British Prime Minister David Cameron announced Monday that he plans to step down from office earlier than initially expected. Cameron will attend a session of Prime Minister’s Questions in parliament on Wednesday before tendering his resignation to the queen the same day.
Cameron initially planned to leave office by October to give his ruling Conservative Party enough time to hold a leadership election to determine his successor. The party’s contest lasted far shorter than expected, however.
After a series of surprising events over recent weeks in which prominent candidates Boris Johnson and Michael Gove both exited the race, the field narrowed to Energy Minister Andrea Leadsom and Home Secretary Theresa May.

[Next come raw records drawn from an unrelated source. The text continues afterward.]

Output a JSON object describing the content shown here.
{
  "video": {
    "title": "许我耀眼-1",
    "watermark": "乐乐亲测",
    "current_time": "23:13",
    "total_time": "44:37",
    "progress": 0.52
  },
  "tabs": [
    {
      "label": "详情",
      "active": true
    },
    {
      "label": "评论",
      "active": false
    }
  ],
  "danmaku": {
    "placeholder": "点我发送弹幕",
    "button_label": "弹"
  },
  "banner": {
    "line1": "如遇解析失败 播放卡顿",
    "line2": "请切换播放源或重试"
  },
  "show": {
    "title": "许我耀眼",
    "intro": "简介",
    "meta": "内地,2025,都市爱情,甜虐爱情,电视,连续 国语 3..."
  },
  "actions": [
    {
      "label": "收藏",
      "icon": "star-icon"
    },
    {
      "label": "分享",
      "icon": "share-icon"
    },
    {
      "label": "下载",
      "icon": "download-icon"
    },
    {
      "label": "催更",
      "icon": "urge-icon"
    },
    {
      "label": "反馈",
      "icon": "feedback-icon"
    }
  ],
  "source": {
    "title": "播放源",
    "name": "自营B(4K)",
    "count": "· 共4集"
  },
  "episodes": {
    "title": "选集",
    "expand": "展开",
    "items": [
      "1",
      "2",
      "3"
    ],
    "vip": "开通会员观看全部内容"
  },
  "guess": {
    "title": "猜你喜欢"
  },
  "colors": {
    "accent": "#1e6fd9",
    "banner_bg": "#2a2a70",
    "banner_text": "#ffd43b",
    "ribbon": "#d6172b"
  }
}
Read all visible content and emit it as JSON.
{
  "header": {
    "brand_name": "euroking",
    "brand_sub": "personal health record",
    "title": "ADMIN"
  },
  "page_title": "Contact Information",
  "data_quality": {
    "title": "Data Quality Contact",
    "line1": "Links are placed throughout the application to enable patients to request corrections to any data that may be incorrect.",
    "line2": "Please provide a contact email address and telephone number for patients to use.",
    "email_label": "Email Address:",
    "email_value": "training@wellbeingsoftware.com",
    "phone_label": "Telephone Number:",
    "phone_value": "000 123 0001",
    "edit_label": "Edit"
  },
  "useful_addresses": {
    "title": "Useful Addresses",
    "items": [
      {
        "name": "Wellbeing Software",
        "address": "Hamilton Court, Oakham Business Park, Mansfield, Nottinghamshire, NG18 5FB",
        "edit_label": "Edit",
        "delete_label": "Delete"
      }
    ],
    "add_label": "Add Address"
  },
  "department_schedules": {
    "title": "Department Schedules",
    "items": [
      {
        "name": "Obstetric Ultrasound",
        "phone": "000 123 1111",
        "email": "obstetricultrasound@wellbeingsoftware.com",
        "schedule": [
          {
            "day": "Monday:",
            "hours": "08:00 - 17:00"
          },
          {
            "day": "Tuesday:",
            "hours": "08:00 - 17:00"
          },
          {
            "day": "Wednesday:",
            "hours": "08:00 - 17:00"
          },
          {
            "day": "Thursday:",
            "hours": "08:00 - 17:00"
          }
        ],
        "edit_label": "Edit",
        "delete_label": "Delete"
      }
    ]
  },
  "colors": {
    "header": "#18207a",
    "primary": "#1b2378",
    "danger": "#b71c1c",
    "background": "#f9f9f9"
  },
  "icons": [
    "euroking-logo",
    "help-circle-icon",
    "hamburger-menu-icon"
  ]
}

Leadsom unexpectedly took herself out of contention on Monday, leaving May the role of next prime minister.
Once May was lined up as the Conservative Party’s next leader, Cameron told reporters in London that there was no need for him to stay on until the fall.
“Obviously, with these changes, we now don’t need to have a prolonged period of transition,” Cameron said.
“On Wednesday, I will attend the House of Commons for Prime Minister’s Questions. And then after that, I expect to go to the palace and offer my resignation, so we will have a new prime minister in that building behind me by Wednesday evening.”
Cameron spoke to reporters in front of 10 Downing Street, but left his microphone on as he walked back into the residence. A video of the press conference picked up Cameron humming a tune on his way through the door, before giving a resigned “right ... good.”
Cameron’s decision to leave office on Wednesday brings a rapid end to his disastrous past few weeks as prime minister, in which he resigned after his “remain” campaign lost the June referendum for the U.K. to stay in the European Union. At the Wimbledon tennis tournament men’s final on Sunday, the crowd booed when Cameron's name was mentioned as he watched from the royal box.